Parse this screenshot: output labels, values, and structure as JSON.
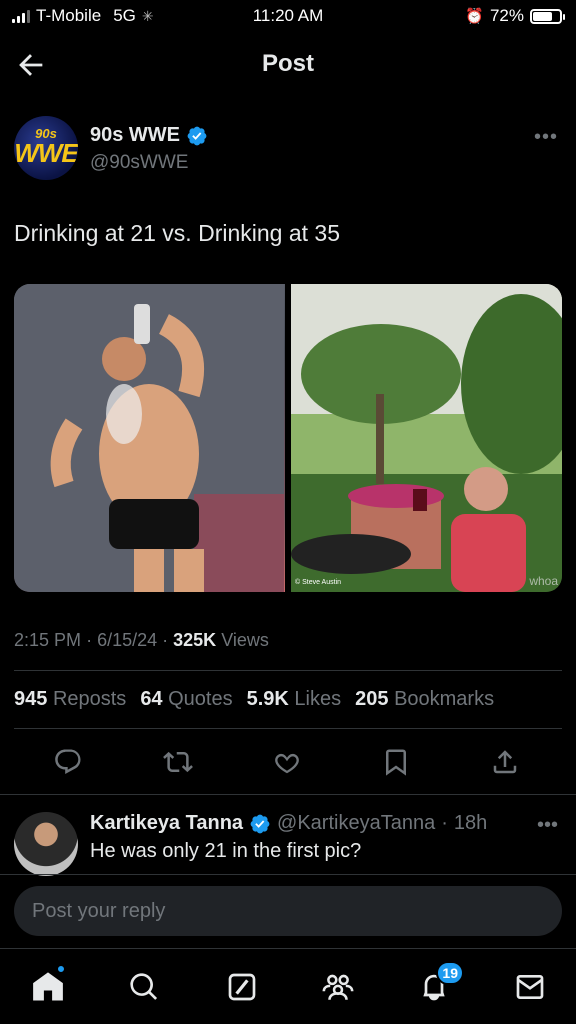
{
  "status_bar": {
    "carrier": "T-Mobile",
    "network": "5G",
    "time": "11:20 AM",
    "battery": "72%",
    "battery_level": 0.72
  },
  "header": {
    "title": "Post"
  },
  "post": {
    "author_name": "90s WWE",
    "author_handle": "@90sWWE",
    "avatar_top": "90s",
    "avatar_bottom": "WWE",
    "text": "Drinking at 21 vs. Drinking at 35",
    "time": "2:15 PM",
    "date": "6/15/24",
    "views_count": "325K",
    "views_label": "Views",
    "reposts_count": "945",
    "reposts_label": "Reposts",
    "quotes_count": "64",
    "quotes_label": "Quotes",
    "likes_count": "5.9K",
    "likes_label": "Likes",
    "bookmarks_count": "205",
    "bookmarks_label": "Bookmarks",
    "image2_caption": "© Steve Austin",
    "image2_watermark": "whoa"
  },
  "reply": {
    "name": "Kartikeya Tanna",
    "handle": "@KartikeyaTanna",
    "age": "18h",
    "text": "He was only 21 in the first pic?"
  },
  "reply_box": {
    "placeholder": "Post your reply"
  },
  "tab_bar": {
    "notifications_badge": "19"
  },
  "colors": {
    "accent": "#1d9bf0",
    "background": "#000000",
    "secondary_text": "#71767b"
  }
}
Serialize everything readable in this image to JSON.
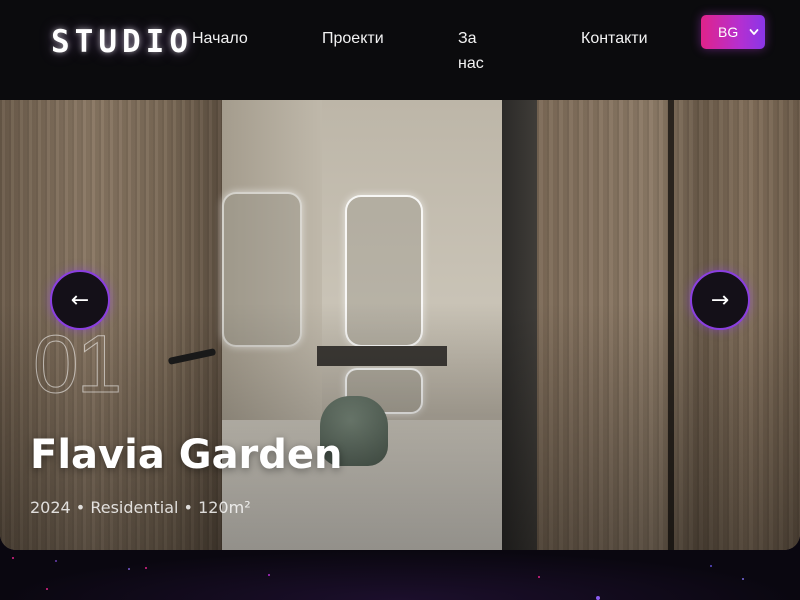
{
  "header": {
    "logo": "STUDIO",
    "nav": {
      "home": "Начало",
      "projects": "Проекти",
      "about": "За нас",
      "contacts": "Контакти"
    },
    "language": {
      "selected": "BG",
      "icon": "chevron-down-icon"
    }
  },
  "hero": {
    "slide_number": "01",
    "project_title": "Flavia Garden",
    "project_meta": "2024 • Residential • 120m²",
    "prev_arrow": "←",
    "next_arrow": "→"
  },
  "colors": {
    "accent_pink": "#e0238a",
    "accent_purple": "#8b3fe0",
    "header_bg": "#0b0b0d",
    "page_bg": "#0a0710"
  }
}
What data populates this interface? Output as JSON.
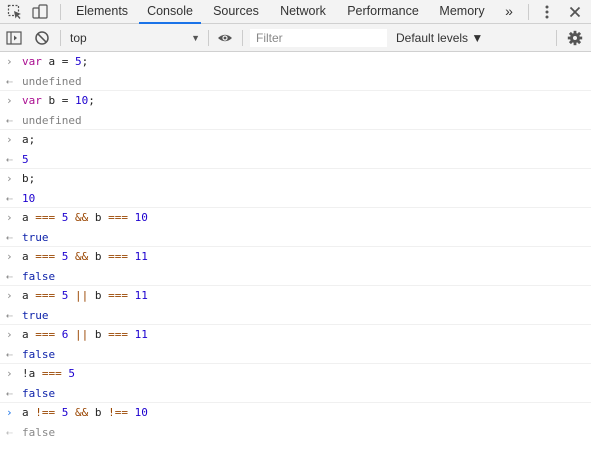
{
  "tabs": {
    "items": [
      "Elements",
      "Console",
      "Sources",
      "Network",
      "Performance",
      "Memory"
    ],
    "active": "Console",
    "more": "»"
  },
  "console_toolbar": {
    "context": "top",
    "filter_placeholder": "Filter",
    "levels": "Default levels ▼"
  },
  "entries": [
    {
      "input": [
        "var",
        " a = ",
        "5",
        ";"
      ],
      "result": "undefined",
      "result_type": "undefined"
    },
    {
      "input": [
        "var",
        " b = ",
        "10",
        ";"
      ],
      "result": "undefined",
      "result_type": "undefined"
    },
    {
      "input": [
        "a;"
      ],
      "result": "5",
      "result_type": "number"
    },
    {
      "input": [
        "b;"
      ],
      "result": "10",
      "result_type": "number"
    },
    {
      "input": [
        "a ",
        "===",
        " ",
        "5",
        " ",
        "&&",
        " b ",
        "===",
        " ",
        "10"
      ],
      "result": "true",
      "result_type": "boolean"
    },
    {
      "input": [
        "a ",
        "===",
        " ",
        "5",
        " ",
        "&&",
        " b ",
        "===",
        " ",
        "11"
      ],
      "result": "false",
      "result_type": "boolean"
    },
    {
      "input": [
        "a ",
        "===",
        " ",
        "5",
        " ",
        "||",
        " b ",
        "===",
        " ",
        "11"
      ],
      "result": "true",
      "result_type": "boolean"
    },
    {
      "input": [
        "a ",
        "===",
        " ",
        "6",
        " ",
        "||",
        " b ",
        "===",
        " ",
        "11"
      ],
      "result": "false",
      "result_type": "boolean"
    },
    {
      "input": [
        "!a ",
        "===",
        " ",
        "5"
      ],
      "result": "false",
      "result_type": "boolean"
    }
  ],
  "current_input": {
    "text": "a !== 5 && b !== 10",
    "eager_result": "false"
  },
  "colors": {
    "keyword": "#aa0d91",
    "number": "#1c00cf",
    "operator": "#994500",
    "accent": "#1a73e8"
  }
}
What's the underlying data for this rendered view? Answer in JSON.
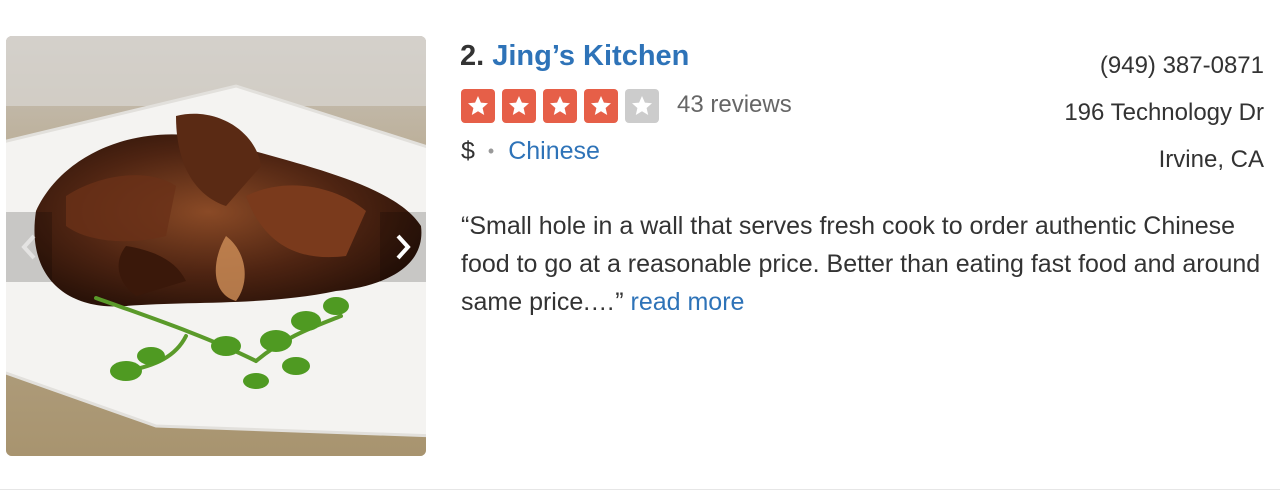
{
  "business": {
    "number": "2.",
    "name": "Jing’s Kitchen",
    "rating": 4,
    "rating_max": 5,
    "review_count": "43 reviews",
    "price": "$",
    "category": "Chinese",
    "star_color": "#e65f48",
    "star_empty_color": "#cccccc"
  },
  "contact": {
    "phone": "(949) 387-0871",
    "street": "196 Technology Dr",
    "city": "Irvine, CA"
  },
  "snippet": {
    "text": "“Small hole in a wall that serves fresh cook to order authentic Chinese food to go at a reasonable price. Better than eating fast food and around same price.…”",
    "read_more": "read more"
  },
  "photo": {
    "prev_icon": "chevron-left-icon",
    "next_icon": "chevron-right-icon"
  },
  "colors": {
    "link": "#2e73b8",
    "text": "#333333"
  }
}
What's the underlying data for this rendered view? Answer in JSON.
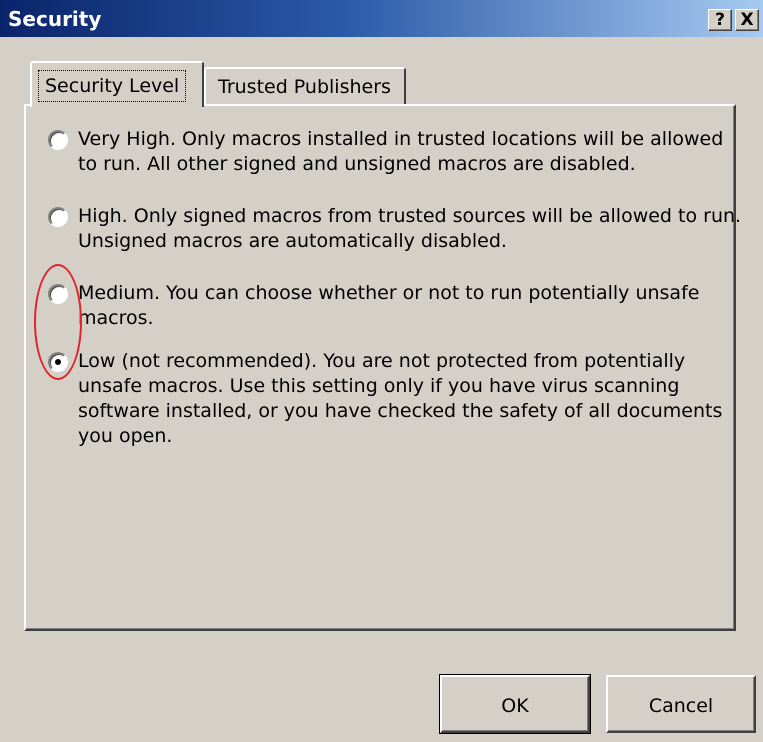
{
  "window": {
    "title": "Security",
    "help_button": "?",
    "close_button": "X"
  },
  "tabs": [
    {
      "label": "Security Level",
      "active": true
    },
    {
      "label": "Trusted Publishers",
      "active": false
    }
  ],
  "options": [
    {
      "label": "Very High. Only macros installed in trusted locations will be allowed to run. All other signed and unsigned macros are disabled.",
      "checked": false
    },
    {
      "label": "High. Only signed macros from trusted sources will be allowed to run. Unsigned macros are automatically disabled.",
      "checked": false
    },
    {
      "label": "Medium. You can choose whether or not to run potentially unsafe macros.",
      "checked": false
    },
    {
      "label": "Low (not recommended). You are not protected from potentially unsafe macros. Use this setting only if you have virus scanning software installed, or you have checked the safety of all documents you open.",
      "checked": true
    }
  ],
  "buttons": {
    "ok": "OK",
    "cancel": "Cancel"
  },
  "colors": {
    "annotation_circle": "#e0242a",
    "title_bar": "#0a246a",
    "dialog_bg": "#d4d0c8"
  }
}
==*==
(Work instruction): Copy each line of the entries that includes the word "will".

(Exercise result):
      "label": "Very High. Only macros installed in trusted locations will be allowed to run. All other signed and unsigned macros are disabled.",
      "label": "High. Only signed macros from trusted sources will be allowed to run. Unsigned macros are automatically disabled.",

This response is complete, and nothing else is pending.